I wasn’t always this way. I spent all of eighth grade reading S.E. Hinton’s The Outsiders over and over and over again. I mixed in Rumble Fish and Tex, but really, it was all Outsiders all the time. Particularly in the hallways at school, between classes, when I walked with the book in front of my face so I wouldn’t have to look at anyone.
I think the re-reading aversion started when I re-read The Little Leftover Witch, by Florence Laughlin, as an adult. This was my favorite book in the third grade, and remains one of them, despite the re-reading experience. The story of a grumpy little witch who becomes a sweet little girl through the love of a kind family. Re-reading the book as an adult hit my anti-conformist buttons in such a way that I felt embarrassed for ever having treasured the book so much. Nonetheless, as I look at it now, I appreciate the spirit of hopefulness that I saw in the story, especially as it’s counter-balanced by another childhood favorite called Konrad, about a little boy who changes from factory-made perfect to naughty and normal. Again, at that age, I needed to have the hope that people could transform like that.
The thing is, I savor so much the feeling of reading a book for the first time. It’s like love at first sight. Middlesex, another one of my all time favorites (finally, an adult book!), is a perfect example. For me, the story was about a person finding his identity in the very confusing situation of being born a hermaphrodite, then being raised as a girl. I don’t want to re-read it and find out that it’s got any other themes. I know it does; but I just want it to remain the book I fell in love with many years ago.
Eat, Pray, Love is another example. As I read it, I was deeply touched by the descriptions of spiritual practices in the ashram. I actually bought the book so that I could lend it to friends, something I rarely do. Since then, I have seen more critical reviews and realized that gosh, not everybody loved that book! The last thing I want to do is go back and re-read it. What if I suddenly see the flaws in the object of my adoration? No, I can’t handle it. Although I will go see the movie.
The sad part is that lately I’ve noticed a disinclination even to read the same authors again! I am fighting it, successfully enough to have enjoyed Nick Hornby’s High Fidelity while on vacation last month, despite that I had already read A Long Way Down a few years ago. But it’s tough with so many new books coming out all the time.

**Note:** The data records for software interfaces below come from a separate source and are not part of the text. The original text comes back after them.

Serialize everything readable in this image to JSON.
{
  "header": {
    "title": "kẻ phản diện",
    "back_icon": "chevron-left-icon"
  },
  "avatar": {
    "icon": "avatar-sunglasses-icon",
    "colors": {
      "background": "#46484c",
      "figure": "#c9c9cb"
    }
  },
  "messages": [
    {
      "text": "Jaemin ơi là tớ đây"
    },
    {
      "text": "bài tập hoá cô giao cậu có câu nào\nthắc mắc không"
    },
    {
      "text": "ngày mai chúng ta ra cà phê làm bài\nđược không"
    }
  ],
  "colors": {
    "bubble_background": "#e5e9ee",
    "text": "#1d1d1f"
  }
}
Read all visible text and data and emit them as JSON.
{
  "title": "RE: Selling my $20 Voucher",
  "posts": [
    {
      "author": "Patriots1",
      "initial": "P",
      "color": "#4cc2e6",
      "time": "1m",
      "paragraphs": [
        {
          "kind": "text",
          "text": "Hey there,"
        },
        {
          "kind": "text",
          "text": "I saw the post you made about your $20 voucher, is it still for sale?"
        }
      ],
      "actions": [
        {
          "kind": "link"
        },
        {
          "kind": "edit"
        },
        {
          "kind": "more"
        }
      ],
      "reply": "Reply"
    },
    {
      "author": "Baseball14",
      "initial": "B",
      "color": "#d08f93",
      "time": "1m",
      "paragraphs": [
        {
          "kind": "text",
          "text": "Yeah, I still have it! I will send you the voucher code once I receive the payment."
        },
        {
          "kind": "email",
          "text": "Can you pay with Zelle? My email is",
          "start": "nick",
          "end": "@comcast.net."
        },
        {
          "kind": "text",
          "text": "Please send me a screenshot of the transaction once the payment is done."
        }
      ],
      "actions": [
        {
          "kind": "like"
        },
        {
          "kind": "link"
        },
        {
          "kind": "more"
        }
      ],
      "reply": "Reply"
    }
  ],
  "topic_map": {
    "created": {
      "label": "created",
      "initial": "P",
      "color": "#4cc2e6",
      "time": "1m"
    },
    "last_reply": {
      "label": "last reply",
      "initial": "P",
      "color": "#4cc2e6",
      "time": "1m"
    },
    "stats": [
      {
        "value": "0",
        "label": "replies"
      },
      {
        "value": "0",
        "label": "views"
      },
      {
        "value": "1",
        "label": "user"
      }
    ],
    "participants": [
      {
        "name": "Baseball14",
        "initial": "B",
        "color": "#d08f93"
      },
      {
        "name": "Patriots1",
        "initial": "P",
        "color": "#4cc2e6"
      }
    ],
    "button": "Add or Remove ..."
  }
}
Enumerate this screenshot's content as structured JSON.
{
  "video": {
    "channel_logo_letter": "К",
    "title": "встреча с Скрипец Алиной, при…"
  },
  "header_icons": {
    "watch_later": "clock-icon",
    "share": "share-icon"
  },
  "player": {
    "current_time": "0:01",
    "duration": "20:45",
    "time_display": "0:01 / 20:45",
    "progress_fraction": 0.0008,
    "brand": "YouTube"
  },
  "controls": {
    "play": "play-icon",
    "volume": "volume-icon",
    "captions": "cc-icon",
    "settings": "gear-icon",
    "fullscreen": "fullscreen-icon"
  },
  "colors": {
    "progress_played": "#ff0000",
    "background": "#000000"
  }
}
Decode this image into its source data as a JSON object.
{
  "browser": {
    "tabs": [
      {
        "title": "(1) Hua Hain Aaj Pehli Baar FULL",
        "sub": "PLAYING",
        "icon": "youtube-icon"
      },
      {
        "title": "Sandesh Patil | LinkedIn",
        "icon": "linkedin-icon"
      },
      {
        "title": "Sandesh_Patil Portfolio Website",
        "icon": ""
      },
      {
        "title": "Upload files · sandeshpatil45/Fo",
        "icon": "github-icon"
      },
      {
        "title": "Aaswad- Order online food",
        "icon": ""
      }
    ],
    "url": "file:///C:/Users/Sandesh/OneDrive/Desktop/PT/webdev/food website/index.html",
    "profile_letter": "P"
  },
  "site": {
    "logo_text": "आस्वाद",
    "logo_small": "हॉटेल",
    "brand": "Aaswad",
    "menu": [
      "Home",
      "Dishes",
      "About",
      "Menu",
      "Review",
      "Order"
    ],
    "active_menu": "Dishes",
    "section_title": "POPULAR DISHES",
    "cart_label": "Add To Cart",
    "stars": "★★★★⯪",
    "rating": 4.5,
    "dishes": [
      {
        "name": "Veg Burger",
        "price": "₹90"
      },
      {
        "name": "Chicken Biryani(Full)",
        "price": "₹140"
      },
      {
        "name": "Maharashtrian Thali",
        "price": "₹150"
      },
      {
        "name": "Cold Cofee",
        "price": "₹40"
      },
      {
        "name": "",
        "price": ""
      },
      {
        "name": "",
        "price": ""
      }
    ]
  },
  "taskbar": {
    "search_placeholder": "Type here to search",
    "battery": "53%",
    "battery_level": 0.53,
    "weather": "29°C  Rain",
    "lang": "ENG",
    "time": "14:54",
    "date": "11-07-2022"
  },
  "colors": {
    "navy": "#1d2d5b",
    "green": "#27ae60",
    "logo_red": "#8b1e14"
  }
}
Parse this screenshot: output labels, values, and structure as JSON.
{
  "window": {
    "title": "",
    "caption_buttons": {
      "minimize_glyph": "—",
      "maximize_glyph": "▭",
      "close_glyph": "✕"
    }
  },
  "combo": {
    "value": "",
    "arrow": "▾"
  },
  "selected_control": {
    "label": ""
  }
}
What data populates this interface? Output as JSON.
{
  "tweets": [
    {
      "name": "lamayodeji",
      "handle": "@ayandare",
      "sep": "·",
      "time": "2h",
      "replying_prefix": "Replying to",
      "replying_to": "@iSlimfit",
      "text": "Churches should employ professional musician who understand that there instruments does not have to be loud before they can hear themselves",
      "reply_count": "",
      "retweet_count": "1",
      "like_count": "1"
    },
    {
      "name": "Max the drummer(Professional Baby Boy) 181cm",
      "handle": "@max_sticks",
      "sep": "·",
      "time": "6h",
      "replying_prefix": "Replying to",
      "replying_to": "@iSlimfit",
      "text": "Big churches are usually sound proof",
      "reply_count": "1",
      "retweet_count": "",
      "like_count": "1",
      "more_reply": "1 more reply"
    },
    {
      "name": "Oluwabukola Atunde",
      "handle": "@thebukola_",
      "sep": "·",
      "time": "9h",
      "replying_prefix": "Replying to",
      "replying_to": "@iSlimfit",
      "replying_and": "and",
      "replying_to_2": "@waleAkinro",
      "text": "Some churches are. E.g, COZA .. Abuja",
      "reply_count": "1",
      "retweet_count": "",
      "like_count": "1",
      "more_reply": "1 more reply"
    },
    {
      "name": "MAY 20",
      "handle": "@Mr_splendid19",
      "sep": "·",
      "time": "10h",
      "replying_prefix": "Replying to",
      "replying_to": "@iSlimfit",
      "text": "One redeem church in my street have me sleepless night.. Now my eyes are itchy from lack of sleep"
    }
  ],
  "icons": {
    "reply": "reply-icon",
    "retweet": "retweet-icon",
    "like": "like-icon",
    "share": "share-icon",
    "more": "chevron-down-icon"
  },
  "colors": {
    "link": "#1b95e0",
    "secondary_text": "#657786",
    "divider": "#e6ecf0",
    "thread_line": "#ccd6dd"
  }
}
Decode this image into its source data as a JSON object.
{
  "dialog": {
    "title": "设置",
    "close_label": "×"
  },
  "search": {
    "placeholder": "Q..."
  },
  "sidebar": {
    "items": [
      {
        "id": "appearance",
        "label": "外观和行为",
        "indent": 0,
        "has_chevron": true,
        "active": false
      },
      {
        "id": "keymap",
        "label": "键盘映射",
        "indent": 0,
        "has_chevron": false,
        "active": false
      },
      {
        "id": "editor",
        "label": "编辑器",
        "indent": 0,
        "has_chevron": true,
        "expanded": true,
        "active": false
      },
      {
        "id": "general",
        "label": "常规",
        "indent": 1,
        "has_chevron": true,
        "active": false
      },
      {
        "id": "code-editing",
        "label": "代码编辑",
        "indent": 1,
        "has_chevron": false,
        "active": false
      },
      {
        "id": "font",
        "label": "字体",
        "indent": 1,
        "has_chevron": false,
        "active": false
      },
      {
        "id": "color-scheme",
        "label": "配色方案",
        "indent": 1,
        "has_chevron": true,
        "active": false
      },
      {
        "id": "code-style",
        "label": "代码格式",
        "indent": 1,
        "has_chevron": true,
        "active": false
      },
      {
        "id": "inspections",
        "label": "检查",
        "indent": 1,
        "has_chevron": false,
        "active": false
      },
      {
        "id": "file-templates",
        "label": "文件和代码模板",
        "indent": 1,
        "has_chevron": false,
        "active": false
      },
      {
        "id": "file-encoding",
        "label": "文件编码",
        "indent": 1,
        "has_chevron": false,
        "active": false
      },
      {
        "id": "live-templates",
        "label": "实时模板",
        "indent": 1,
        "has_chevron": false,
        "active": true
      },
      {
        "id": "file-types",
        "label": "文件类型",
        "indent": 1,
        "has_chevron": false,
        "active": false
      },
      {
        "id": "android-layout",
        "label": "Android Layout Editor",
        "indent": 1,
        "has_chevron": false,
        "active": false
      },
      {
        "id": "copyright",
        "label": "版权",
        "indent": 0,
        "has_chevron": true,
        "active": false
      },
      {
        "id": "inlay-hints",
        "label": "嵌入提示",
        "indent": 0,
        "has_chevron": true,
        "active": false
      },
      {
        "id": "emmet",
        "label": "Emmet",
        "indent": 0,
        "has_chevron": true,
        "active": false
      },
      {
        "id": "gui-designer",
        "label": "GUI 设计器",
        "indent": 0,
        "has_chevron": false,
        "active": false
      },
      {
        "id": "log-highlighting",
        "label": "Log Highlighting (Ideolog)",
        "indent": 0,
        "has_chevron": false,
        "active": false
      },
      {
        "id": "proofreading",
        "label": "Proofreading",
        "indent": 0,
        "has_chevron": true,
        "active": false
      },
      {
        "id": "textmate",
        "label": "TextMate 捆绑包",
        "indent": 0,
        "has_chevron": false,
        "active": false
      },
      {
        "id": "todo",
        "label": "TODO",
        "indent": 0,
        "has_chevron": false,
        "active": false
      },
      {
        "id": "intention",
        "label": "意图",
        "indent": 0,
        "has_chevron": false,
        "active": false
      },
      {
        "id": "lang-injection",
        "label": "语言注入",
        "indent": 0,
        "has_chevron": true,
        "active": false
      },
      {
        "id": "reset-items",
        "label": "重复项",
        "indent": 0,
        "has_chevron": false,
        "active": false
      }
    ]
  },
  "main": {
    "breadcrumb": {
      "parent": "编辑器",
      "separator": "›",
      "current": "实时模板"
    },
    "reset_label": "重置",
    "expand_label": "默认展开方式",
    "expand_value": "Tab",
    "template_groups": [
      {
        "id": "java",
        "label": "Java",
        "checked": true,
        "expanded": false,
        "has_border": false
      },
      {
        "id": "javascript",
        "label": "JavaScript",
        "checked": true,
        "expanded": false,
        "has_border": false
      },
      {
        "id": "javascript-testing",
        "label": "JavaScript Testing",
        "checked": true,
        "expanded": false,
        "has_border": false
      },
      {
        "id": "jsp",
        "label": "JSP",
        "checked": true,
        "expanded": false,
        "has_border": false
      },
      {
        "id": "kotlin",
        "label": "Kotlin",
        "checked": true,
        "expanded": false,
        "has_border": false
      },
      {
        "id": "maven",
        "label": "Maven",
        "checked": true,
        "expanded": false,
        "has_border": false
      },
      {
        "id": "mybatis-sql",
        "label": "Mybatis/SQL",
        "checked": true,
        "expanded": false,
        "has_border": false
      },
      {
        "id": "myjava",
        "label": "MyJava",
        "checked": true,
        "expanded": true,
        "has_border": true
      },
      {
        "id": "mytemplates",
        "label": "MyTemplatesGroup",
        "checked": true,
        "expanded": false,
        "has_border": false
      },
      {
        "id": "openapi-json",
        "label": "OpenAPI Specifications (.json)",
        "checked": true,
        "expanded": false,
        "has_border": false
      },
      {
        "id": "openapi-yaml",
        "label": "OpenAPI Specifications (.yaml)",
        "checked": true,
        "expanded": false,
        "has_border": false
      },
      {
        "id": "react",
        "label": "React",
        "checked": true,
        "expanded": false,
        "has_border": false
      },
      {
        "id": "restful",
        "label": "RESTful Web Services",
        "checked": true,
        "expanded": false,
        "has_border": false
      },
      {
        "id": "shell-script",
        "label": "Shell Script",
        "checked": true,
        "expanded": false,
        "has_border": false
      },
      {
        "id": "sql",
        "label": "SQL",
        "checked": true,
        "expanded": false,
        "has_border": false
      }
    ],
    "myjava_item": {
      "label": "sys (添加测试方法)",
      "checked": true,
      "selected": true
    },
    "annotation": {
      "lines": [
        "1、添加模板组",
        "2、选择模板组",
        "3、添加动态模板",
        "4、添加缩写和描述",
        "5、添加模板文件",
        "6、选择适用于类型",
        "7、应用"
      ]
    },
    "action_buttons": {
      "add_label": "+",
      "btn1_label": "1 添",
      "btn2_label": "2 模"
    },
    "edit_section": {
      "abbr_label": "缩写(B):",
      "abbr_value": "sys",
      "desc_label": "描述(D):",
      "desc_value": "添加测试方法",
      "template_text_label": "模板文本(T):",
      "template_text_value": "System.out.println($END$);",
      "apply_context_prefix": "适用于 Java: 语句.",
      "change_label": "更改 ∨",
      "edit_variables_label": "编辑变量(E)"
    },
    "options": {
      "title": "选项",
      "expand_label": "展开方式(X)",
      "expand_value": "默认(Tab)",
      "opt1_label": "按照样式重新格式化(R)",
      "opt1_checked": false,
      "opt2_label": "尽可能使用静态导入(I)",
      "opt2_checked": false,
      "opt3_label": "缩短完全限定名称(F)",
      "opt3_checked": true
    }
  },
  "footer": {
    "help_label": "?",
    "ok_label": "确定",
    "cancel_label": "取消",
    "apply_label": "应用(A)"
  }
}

The funny thing is that as I write this post, I find these attitudes I carry shifting and changing already. Out of curiosity, I picked up Nothing Remains the Same: Rereading and Remembering, by Wendy Lesser. In the first chapter, she talks about re-reading The Portrait of a Lady, by Henry James.
I cared less, this time through, about what decisions Isabel made than about how and why she made them. And this, in turn, gave me far more patience with the length and complexity of James’s sentences. . . . whereas I used to be tempted to skip ahead, I now wanted to saunter through the commas, linger at the semicolons, and take small contemplative breaks at the periods. The book was much better than I had remembered it. More to the point, I was a much better reader of it. Both pleasure and understanding came more easily to me.
Perhaps that transformation I read about all those years ago is still possible.